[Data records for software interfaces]
------------------------------------------------------------------------

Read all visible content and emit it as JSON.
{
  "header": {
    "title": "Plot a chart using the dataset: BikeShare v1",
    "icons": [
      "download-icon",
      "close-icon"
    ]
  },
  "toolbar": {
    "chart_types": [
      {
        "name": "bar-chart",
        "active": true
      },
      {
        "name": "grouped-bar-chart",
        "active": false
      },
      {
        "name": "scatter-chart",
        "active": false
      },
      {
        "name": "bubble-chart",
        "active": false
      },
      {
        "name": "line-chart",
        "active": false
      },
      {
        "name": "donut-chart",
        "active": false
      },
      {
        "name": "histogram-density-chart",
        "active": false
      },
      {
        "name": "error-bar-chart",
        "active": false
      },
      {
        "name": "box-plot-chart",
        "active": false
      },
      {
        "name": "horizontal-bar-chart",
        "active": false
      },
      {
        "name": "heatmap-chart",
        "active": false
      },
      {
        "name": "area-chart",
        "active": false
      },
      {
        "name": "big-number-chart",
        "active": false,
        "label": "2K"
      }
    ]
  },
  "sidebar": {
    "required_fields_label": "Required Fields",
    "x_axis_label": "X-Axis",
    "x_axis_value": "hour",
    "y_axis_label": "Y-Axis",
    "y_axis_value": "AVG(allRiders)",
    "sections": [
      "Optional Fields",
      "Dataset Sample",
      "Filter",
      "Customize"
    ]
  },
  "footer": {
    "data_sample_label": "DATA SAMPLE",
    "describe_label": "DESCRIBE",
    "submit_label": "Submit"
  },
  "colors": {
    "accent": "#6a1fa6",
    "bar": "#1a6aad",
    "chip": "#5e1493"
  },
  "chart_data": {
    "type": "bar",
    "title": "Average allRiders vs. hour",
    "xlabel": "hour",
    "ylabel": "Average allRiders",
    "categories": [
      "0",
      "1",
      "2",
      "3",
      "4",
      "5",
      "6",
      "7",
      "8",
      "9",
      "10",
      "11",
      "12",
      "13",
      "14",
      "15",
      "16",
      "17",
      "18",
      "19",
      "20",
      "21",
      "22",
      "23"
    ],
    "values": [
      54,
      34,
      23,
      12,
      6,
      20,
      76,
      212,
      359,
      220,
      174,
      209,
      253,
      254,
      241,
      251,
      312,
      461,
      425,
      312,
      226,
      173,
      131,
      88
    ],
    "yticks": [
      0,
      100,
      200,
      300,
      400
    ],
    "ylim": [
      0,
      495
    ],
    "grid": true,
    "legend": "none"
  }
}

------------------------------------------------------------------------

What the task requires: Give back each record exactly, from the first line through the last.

Final answer:
Read all visible content and emit it as JSON.
{
  "header": {
    "title": "Plot a chart using the dataset: BikeShare v1",
    "icons": [
      "download-icon",
      "close-icon"
    ]
  },
  "toolbar": {
    "chart_types": [
      {
        "name": "bar-chart",
        "active": true
      },
      {
        "name": "grouped-bar-chart",
        "active": false
      },
      {
        "name": "scatter-chart",
        "active": false
      },
      {
        "name": "bubble-chart",
        "active": false
      },
      {
        "name": "line-chart",
        "active": false
      },
      {
        "name": "donut-chart",
        "active": false
      },
      {
        "name": "histogram-density-chart",
        "active": false
      },
      {
        "name": "error-bar-chart",
        "active": false
      },
      {
        "name": "box-plot-chart",
        "active": false
      },
      {
        "name": "horizontal-bar-chart",
        "active": false
      },
      {
        "name": "heatmap-chart",
        "active": false
      },
      {
        "name": "area-chart",
        "active": false
      },
      {
        "name": "big-number-chart",
        "active": false,
        "label": "2K"
      }
    ]
  },
  "sidebar": {
    "required_fields_label": "Required Fields",
    "x_axis_label": "X-Axis",
    "x_axis_value": "hour",
    "y_axis_label": "Y-Axis",
    "y_axis_value": "AVG(allRiders)",
    "sections": [
      "Optional Fields",
      "Dataset Sample",
      "Filter",
      "Customize"
    ]
  },
  "footer": {
    "data_sample_label": "DATA SAMPLE",
    "describe_label": "DESCRIBE",
    "submit_label": "Submit"
  },
  "colors": {
    "accent": "#6a1fa6",
    "bar": "#1a6aad",
    "chip": "#5e1493"
  },
  "chart_data": {
    "type": "bar",
    "title": "Average allRiders vs. hour",
    "xlabel": "hour",
    "ylabel": "Average allRiders",
    "categories": [
      "0",
      "1",
      "2",
      "3",
      "4",
      "5",
      "6",
      "7",
      "8",
      "9",
      "10",
      "11",
      "12",
      "13",
      "14",
      "15",
      "16",
      "17",
      "18",
      "19",
      "20",
      "21",
      "22",
      "23"
    ],
    "values": [
      54,
      34,
      23,
      12,
      6,
      20,
      76,
      212,
      359,
      220,
      174,
      209,
      253,
      254,
      241,
      251,
      312,
      461,
      425,
      312,
      226,
      173,
      131,
      88
    ],
    "yticks": [
      0,
      100,
      200,
      300,
      400
    ],
    "ylim": [
      0,
      495
    ],
    "grid": true,
    "legend": "none"
  }
}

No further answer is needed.